■ Task to carry out
Search each line below for "Stealth", then return the lines where it appears.

Recorded information: Begin

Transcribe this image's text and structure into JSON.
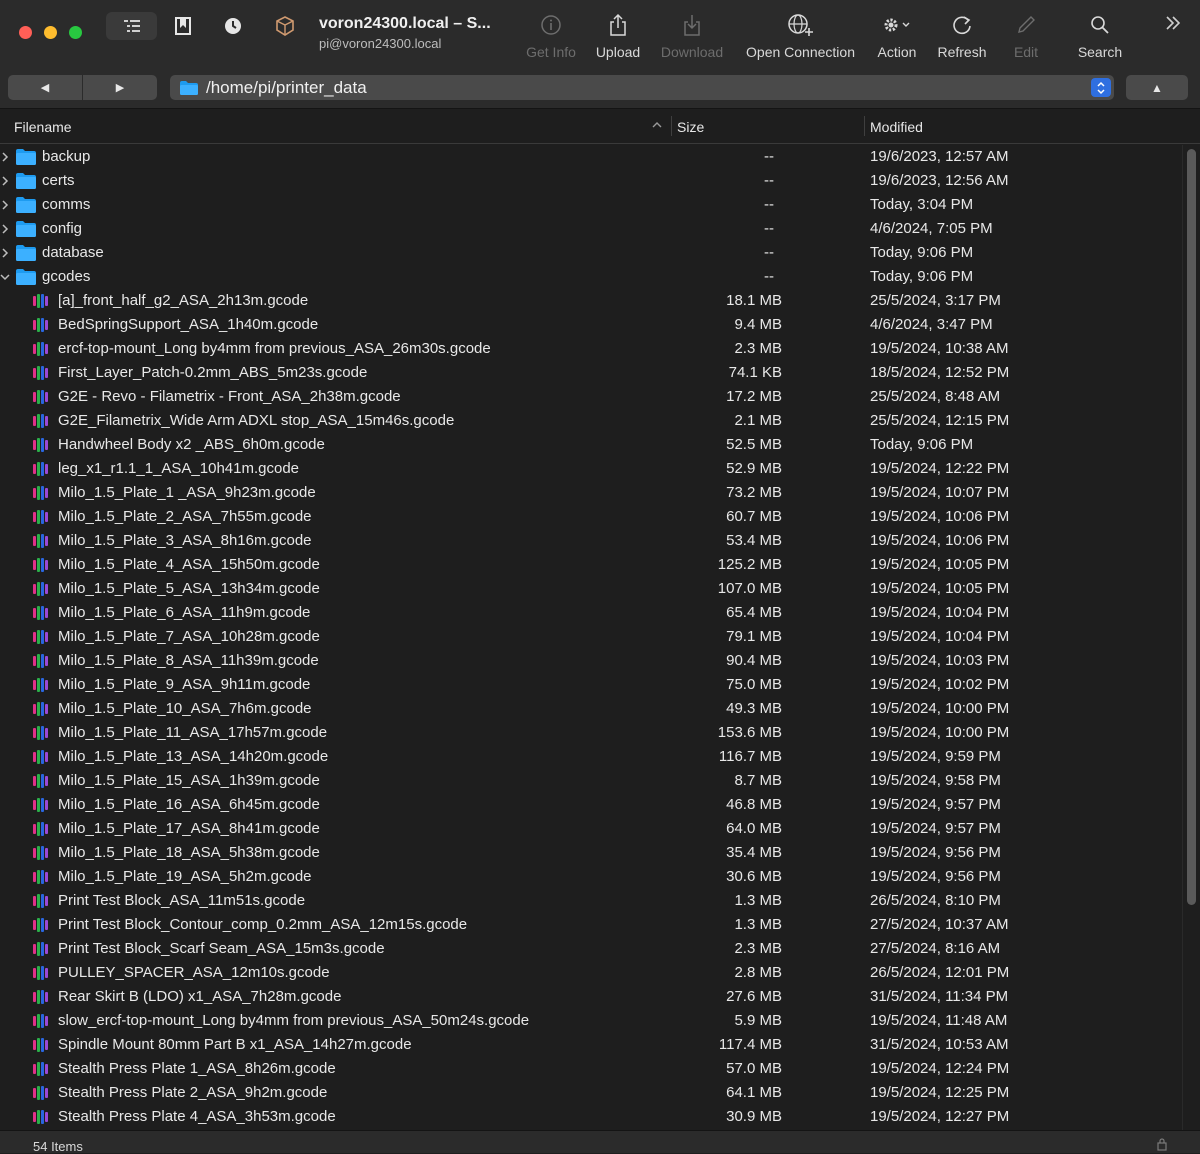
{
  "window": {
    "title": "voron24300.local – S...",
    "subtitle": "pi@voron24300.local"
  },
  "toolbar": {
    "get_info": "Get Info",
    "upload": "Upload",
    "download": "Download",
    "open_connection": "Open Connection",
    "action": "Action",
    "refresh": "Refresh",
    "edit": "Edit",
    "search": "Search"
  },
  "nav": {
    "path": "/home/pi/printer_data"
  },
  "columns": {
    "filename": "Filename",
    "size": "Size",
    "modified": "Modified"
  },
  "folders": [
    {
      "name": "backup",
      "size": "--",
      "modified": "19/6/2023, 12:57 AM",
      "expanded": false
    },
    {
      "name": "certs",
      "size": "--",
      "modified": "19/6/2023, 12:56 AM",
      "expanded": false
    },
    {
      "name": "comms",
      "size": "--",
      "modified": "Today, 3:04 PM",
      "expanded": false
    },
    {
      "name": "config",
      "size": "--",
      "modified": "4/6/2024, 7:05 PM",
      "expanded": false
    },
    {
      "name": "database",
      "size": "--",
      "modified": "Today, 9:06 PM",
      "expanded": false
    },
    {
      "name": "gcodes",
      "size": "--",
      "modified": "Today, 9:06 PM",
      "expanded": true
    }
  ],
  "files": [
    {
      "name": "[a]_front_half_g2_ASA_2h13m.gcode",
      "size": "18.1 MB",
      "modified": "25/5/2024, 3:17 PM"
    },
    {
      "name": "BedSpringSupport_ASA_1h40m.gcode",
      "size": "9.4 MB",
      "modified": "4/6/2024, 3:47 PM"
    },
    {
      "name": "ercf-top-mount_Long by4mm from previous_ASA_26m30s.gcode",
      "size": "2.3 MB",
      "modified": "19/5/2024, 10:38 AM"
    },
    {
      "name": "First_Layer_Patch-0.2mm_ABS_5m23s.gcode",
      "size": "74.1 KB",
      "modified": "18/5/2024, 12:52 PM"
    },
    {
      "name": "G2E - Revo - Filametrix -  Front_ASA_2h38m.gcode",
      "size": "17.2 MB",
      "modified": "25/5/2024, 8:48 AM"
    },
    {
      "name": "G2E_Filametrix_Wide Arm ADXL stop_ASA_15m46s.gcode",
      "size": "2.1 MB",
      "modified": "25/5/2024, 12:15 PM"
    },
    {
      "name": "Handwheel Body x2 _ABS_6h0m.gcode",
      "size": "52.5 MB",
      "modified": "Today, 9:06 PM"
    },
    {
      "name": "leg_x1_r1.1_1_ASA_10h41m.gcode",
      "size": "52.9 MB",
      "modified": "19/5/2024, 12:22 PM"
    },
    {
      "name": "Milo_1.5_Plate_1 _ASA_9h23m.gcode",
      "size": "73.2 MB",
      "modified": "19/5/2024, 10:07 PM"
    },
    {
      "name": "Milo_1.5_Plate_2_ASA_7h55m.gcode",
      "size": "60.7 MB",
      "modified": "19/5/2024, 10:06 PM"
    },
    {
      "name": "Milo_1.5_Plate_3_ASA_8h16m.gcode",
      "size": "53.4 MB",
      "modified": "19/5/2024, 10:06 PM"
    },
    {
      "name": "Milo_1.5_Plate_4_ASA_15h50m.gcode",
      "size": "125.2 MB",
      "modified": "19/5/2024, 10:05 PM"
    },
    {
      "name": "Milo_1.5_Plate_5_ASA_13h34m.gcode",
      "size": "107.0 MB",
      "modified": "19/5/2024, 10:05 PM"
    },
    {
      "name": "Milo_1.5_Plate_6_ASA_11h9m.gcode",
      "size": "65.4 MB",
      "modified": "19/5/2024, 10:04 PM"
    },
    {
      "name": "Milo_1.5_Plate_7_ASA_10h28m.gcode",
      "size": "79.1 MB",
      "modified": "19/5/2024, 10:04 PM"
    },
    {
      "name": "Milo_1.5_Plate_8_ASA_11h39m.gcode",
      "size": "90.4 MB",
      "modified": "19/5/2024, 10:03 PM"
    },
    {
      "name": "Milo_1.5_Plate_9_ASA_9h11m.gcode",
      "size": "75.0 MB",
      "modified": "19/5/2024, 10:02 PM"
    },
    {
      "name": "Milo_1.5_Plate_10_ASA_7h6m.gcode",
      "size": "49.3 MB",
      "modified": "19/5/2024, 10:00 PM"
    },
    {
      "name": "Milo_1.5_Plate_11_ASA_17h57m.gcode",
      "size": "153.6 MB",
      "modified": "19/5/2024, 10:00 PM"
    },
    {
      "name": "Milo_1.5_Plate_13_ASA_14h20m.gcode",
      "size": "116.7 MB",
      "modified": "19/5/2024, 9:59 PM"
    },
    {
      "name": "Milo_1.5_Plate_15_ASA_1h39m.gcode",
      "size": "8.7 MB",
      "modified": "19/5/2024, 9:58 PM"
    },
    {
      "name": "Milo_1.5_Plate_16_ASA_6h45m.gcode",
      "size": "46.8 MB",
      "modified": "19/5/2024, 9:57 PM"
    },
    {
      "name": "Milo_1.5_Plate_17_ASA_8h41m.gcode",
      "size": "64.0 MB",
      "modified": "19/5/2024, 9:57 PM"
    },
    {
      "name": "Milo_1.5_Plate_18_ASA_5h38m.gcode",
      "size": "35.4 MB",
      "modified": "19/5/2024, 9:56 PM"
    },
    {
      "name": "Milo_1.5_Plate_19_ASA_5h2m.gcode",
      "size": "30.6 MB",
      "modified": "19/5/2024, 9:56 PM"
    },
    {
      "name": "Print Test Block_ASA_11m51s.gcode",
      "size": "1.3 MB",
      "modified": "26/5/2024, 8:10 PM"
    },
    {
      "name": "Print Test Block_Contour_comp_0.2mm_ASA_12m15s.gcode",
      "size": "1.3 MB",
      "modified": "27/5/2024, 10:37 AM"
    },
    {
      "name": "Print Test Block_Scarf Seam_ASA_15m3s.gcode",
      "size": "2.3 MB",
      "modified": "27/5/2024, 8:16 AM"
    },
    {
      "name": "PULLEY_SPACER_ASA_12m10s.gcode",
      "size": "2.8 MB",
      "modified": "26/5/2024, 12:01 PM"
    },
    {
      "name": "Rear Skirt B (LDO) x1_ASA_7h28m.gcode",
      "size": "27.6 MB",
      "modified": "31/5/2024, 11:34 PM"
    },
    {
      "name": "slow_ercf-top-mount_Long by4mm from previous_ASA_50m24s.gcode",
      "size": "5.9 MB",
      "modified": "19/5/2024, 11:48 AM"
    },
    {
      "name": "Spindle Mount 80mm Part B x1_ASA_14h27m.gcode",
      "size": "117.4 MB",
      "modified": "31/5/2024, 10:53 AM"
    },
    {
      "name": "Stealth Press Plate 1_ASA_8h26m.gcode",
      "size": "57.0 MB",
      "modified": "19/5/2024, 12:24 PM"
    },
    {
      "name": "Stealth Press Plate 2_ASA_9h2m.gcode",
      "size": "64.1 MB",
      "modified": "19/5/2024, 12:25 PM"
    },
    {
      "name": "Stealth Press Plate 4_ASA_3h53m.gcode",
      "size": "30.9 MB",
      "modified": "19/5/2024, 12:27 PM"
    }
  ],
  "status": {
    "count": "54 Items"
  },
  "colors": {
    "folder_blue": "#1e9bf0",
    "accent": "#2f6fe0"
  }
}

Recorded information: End

■ Task output
      "name": "Stealth Press Plate 1_ASA_8h26m.gcode",
      "name": "Stealth Press Plate 2_ASA_9h2m.gcode",
      "name": "Stealth Press Plate 4_ASA_3h53m.gcode",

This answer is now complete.